• _Prompt_: Word for word, output the data that follows.

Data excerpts
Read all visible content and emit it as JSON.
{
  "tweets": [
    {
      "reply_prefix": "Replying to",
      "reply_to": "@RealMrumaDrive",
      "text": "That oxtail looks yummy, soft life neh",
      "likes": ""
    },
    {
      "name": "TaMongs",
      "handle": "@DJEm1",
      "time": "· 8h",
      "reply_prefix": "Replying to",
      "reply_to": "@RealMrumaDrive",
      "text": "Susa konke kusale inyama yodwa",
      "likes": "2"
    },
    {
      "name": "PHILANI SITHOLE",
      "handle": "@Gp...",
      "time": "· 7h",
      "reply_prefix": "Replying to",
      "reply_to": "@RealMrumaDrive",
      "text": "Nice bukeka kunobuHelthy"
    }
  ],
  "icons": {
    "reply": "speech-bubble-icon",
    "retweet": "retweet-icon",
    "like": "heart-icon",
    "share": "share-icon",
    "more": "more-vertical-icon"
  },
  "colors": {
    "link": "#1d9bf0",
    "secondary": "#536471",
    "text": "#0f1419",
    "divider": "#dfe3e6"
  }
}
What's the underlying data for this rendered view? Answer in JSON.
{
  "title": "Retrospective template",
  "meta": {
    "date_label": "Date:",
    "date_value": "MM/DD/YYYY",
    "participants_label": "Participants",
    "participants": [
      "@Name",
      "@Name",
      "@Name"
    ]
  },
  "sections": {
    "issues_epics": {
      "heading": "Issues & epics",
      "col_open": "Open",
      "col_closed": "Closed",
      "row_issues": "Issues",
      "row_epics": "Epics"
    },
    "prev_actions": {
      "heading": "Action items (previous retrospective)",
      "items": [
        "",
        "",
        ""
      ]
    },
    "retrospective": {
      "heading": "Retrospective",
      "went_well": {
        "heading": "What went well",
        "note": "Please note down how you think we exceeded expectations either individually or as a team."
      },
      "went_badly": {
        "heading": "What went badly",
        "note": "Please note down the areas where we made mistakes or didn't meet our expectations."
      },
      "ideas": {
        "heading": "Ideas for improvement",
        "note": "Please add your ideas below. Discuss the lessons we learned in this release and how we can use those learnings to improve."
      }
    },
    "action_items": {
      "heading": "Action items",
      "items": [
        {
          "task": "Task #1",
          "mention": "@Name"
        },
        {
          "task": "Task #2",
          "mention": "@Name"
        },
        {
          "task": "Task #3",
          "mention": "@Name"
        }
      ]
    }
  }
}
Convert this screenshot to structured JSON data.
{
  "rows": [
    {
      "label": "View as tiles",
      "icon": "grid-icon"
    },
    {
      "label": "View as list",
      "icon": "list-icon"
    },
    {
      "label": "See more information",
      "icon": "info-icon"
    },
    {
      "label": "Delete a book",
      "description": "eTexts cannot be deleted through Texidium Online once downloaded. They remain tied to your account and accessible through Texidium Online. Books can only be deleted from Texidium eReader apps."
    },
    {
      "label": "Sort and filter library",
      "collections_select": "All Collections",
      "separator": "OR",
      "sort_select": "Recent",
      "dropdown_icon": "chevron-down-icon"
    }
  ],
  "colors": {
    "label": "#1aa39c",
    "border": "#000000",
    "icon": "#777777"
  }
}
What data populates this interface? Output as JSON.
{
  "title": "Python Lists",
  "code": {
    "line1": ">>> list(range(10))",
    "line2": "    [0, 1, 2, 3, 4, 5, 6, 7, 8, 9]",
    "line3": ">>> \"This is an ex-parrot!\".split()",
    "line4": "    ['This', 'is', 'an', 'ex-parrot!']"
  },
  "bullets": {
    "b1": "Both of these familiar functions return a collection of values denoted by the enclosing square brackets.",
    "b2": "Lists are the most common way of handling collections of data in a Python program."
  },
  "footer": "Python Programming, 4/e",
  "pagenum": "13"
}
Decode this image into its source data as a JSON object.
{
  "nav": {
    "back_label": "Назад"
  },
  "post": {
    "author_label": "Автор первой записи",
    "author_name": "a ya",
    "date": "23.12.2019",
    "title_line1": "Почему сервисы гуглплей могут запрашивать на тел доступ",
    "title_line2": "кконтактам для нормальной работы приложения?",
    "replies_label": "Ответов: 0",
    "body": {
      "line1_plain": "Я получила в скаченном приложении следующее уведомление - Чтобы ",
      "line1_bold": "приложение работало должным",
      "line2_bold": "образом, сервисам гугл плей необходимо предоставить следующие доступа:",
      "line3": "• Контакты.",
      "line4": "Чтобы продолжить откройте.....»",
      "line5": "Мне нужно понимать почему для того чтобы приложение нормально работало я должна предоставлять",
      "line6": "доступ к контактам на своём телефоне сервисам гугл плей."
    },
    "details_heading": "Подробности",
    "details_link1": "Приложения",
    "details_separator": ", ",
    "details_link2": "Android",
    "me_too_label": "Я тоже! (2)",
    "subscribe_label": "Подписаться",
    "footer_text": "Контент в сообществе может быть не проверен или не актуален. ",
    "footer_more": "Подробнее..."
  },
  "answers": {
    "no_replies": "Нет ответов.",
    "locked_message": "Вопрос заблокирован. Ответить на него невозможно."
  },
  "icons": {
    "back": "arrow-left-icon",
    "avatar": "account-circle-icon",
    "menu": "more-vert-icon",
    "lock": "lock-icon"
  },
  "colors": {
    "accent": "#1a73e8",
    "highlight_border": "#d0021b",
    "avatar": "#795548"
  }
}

• _Solution to this task_:
Read all visible content and emit it as JSON.
{
  "tweets": [
    {
      "reply_prefix": "Replying to",
      "reply_to": "@RealMrumaDrive",
      "text": "That oxtail looks yummy, soft life neh",
      "likes": ""
    },
    {
      "name": "TaMongs",
      "handle": "@DJEm1",
      "time": "· 8h",
      "reply_prefix": "Replying to",
      "reply_to": "@RealMrumaDrive",
      "text": "Susa konke kusale inyama yodwa",
      "likes": "2"
    },
    {
      "name": "PHILANI SITHOLE",
      "handle": "@Gp...",
      "time": "· 7h",
      "reply_prefix": "Replying to",
      "reply_to": "@RealMrumaDrive",
      "text": "Nice bukeka kunobuHelthy"
    }
  ],
  "icons": {
    "reply": "speech-bubble-icon",
    "retweet": "retweet-icon",
    "like": "heart-icon",
    "share": "share-icon",
    "more": "more-vertical-icon"
  },
  "colors": {
    "link": "#1d9bf0",
    "secondary": "#536471",
    "text": "#0f1419",
    "divider": "#dfe3e6"
  }
}
What's the underlying data for this rendered view? Answer in JSON.
{
  "title": "Retrospective template",
  "meta": {
    "date_label": "Date:",
    "date_value": "MM/DD/YYYY",
    "participants_label": "Participants",
    "participants": [
      "@Name",
      "@Name",
      "@Name"
    ]
  },
  "sections": {
    "issues_epics": {
      "heading": "Issues & epics",
      "col_open": "Open",
      "col_closed": "Closed",
      "row_issues": "Issues",
      "row_epics": "Epics"
    },
    "prev_actions": {
      "heading": "Action items (previous retrospective)",
      "items": [
        "",
        "",
        ""
      ]
    },
    "retrospective": {
      "heading": "Retrospective",
      "went_well": {
        "heading": "What went well",
        "note": "Please note down how you think we exceeded expectations either individually or as a team."
      },
      "went_badly": {
        "heading": "What went badly",
        "note": "Please note down the areas where we made mistakes or didn't meet our expectations."
      },
      "ideas": {
        "heading": "Ideas for improvement",
        "note": "Please add your ideas below. Discuss the lessons we learned in this release and how we can use those learnings to improve."
      }
    },
    "action_items": {
      "heading": "Action items",
      "items": [
        {
          "task": "Task #1",
          "mention": "@Name"
        },
        {
          "task": "Task #2",
          "mention": "@Name"
        },
        {
          "task": "Task #3",
          "mention": "@Name"
        }
      ]
    }
  }
}
Convert this screenshot to structured JSON data.
{
  "rows": [
    {
      "label": "View as tiles",
      "icon": "grid-icon"
    },
    {
      "label": "View as list",
      "icon": "list-icon"
    },
    {
      "label": "See more information",
      "icon": "info-icon"
    },
    {
      "label": "Delete a book",
      "description": "eTexts cannot be deleted through Texidium Online once downloaded. They remain tied to your account and accessible through Texidium Online. Books can only be deleted from Texidium eReader apps."
    },
    {
      "label": "Sort and filter library",
      "collections_select": "All Collections",
      "separator": "OR",
      "sort_select": "Recent",
      "dropdown_icon": "chevron-down-icon"
    }
  ],
  "colors": {
    "label": "#1aa39c",
    "border": "#000000",
    "icon": "#777777"
  }
}
What data populates this interface? Output as JSON.
{
  "title": "Python Lists",
  "code": {
    "line1": ">>> list(range(10))",
    "line2": "    [0, 1, 2, 3, 4, 5, 6, 7, 8, 9]",
    "line3": ">>> \"This is an ex-parrot!\".split()",
    "line4": "    ['This', 'is', 'an', 'ex-parrot!']"
  },
  "bullets": {
    "b1": "Both of these familiar functions return a collection of values denoted by the enclosing square brackets.",
    "b2": "Lists are the most common way of handling collections of data in a Python program."
  },
  "footer": "Python Programming, 4/e",
  "pagenum": "13"
}
Decode this image into its source data as a JSON object.
{
  "nav": {
    "back_label": "Назад"
  },
  "post": {
    "author_label": "Автор первой записи",
    "author_name": "a ya",
    "date": "23.12.2019",
    "title_line1": "Почему сервисы гуглплей могут запрашивать на тел доступ",
    "title_line2": "кконтактам для нормальной работы приложения?",
    "replies_label": "Ответов: 0",
    "body": {
      "line1_plain": "Я получила в скаченном приложении следующее уведомление - Чтобы ",
      "line1_bold": "приложение работало должным",
      "line2_bold": "образом, сервисам гугл плей необходимо предоставить следующие доступа:",
      "line3": "• Контакты.",
      "line4": "Чтобы продолжить откройте.....»",
      "line5": "Мне нужно понимать почему для того чтобы приложение нормально работало я должна предоставлять",
      "line6": "доступ к контактам на своём телефоне сервисам гугл плей."
    },
    "details_heading": "Подробности",
    "details_link1": "Приложения",
    "details_separator": ", ",
    "details_link2": "Android",
    "me_too_label": "Я тоже! (2)",
    "subscribe_label": "Подписаться",
    "footer_text": "Контент в сообществе может быть не проверен или не актуален. ",
    "footer_more": "Подробнее..."
  },
  "answers": {
    "no_replies": "Нет ответов.",
    "locked_message": "Вопрос заблокирован. Ответить на него невозможно."
  },
  "icons": {
    "back": "arrow-left-icon",
    "avatar": "account-circle-icon",
    "menu": "more-vert-icon",
    "lock": "lock-icon"
  },
  "colors": {
    "accent": "#1a73e8",
    "highlight_border": "#d0021b",
    "avatar": "#795548"
  }
}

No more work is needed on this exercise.